__Data__:
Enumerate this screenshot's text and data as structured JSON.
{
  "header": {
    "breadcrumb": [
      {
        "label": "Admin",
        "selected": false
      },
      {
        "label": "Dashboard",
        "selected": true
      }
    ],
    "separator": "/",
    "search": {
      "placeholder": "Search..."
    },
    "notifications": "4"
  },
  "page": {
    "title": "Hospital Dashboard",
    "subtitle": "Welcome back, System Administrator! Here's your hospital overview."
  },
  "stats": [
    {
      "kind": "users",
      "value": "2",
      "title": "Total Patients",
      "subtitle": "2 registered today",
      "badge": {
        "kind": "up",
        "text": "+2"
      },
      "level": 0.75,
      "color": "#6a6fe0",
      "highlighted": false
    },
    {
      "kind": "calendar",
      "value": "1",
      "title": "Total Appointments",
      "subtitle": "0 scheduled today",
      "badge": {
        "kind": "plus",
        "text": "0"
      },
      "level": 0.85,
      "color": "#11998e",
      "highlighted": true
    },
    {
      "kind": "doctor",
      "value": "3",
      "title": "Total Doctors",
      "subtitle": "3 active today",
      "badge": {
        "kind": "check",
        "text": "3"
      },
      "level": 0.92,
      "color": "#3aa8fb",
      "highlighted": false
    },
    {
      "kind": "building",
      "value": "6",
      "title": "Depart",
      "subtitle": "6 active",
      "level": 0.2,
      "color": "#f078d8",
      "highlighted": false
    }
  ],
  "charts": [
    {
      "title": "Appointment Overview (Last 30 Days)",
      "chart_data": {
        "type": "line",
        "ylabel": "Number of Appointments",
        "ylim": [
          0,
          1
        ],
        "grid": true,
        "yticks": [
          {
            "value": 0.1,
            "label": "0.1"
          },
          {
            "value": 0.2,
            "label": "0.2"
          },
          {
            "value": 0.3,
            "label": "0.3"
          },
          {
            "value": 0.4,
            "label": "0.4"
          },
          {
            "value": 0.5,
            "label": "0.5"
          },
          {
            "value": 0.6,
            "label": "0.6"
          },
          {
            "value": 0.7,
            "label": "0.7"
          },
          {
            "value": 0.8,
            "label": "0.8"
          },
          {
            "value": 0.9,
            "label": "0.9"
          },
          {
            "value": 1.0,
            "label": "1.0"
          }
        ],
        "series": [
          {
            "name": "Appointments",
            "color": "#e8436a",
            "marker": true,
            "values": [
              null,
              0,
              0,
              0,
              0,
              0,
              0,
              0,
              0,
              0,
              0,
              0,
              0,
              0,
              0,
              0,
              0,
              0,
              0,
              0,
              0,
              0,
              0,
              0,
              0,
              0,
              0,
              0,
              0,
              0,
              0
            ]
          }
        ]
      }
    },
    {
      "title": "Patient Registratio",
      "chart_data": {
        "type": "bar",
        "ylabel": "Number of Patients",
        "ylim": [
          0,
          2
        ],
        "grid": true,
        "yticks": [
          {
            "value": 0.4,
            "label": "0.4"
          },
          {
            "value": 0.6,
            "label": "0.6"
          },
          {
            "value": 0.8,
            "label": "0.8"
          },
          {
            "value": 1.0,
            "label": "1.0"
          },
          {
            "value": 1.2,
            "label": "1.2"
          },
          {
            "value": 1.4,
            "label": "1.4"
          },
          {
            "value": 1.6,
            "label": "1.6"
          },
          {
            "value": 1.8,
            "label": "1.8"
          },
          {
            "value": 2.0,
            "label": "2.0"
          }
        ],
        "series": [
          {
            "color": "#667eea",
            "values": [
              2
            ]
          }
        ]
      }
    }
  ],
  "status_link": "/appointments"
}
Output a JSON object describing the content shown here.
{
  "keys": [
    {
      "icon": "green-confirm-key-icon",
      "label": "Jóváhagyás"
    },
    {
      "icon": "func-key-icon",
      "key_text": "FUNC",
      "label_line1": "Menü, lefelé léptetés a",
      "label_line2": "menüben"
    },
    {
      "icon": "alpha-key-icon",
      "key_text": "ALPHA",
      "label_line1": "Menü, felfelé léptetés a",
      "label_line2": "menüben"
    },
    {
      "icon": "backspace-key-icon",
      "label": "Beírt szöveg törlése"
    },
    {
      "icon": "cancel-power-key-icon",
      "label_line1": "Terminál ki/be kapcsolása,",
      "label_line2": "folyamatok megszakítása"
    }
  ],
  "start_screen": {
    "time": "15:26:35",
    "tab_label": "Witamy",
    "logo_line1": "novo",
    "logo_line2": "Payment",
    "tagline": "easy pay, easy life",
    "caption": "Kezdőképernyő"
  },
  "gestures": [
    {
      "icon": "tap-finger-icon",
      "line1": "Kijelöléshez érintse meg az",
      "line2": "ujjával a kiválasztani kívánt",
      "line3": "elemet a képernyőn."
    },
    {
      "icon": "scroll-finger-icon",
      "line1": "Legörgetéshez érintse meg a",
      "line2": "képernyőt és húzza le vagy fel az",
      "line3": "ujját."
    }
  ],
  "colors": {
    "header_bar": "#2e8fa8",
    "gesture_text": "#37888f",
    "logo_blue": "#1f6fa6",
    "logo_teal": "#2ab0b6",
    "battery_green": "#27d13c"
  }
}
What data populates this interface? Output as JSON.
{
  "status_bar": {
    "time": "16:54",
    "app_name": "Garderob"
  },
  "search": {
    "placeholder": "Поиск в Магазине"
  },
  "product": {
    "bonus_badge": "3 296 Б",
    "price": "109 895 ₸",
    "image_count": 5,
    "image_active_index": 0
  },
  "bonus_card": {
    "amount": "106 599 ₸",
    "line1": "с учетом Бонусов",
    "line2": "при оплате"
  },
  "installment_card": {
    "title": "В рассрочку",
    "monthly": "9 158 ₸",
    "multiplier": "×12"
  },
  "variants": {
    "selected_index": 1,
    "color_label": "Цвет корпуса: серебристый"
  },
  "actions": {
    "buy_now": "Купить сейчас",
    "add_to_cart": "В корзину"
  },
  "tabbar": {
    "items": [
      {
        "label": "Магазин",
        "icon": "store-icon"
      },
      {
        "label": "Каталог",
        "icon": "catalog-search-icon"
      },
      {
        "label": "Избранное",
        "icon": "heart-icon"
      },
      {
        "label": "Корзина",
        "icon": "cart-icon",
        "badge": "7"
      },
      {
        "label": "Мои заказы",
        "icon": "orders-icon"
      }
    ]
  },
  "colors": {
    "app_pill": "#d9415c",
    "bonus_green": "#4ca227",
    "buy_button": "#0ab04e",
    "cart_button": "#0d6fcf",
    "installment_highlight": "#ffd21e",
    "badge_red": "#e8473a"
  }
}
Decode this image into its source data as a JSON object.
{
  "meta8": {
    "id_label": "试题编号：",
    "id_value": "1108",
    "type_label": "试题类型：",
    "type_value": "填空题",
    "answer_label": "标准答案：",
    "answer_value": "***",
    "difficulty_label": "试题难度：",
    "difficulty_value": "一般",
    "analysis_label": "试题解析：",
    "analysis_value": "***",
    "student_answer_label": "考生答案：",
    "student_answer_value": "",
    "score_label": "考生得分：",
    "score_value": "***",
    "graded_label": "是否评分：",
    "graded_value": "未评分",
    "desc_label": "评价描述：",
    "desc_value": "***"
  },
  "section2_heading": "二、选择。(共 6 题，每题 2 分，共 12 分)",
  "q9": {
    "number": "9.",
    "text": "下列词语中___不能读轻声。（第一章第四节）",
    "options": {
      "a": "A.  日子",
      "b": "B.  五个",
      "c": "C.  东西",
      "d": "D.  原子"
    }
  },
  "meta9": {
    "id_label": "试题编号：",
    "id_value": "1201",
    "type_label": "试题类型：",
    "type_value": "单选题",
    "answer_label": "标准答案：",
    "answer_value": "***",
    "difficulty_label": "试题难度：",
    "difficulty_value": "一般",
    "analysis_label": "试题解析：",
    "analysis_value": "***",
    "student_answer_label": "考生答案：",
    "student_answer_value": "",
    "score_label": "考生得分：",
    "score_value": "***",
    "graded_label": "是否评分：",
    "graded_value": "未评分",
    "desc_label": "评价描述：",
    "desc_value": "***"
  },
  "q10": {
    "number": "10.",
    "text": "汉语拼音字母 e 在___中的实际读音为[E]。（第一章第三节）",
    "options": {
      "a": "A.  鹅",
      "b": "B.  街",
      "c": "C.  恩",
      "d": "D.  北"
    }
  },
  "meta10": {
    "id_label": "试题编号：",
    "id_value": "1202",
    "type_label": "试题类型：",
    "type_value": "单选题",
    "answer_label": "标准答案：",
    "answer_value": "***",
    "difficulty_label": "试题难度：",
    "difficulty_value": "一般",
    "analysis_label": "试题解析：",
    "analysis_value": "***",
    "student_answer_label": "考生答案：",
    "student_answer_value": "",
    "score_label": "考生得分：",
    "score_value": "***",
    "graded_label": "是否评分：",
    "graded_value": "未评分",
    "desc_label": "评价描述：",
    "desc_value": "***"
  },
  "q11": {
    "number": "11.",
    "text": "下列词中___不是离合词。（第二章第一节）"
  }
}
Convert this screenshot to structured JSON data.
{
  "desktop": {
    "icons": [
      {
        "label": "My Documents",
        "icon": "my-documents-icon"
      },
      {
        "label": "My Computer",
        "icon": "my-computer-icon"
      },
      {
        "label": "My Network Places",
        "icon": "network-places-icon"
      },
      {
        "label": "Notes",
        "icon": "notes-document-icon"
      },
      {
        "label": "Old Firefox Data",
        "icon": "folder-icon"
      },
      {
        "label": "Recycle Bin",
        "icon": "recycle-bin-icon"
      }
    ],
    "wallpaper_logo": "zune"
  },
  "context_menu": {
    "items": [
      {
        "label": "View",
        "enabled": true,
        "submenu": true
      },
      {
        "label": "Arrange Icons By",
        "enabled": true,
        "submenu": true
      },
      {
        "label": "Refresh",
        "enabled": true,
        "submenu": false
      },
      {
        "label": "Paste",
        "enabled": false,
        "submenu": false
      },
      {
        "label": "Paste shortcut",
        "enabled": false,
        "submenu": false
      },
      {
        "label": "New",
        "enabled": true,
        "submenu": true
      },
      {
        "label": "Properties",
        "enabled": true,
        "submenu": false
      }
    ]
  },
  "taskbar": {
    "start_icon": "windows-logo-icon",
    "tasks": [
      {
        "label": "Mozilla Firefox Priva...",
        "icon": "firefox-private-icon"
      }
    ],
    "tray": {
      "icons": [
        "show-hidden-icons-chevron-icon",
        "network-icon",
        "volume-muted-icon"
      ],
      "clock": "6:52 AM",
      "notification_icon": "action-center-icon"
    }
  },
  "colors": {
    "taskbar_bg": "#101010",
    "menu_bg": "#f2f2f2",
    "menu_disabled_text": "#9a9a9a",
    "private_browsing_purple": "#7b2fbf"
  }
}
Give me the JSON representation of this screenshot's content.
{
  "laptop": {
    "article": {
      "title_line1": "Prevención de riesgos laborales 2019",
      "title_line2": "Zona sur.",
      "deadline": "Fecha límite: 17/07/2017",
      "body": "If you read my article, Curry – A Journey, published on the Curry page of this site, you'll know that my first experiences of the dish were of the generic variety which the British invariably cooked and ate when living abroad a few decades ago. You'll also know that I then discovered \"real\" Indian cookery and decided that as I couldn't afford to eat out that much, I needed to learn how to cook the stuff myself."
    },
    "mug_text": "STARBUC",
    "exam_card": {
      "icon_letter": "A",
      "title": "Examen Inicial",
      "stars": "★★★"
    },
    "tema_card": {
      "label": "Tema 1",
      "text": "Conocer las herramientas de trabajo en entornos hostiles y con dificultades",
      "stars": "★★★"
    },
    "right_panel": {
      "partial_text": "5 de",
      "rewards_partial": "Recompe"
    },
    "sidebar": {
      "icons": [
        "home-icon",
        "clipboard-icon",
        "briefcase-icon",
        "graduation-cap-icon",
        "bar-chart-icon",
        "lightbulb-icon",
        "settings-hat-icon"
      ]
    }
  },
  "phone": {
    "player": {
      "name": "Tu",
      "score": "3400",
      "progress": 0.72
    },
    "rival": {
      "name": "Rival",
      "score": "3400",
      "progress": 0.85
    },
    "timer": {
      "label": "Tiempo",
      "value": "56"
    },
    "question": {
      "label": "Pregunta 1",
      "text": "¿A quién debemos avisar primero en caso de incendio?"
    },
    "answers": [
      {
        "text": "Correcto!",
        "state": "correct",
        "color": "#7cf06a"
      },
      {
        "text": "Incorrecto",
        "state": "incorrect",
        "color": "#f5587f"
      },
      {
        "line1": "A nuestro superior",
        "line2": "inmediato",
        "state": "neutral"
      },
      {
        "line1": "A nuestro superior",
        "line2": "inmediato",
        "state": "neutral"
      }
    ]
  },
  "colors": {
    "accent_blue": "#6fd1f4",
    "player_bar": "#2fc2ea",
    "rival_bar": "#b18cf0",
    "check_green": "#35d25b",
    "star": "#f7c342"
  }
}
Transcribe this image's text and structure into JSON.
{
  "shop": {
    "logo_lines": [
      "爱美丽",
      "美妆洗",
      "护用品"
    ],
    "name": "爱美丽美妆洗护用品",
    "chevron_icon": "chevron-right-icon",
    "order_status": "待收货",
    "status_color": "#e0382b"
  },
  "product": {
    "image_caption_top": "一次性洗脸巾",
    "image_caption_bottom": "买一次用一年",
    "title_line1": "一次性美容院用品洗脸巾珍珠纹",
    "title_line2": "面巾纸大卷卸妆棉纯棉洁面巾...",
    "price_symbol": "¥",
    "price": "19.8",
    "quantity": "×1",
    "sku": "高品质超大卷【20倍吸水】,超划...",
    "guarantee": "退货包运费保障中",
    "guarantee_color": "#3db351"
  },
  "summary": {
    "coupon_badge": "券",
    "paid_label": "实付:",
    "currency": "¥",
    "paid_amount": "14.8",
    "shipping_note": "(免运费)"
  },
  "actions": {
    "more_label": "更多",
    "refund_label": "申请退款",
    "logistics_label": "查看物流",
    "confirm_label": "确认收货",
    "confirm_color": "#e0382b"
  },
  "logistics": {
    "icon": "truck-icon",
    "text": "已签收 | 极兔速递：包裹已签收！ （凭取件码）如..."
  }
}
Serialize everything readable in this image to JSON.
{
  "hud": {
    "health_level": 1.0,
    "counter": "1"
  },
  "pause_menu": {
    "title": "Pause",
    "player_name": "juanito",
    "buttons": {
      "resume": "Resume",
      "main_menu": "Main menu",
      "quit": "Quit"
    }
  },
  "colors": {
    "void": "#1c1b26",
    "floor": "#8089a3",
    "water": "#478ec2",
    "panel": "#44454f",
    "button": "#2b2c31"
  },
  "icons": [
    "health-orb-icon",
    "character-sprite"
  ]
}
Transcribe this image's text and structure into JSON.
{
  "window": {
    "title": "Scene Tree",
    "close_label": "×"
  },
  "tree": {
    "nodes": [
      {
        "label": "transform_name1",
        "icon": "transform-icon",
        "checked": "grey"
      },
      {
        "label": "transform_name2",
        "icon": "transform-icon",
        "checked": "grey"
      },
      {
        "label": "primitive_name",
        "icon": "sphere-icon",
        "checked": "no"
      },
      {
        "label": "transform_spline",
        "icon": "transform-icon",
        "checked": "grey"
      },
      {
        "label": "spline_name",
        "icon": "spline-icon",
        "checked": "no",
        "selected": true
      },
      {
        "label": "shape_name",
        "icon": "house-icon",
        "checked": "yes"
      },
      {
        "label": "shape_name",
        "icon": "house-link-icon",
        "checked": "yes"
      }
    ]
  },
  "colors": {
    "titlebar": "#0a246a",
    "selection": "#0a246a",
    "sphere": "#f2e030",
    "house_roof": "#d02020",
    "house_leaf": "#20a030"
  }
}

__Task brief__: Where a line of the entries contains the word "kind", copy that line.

__Solved exercise__:
      "kind": "users",
        "kind": "up",
      "kind": "calendar",
        "kind": "plus",
      "kind": "doctor",
        "kind": "check",
      "kind": "building",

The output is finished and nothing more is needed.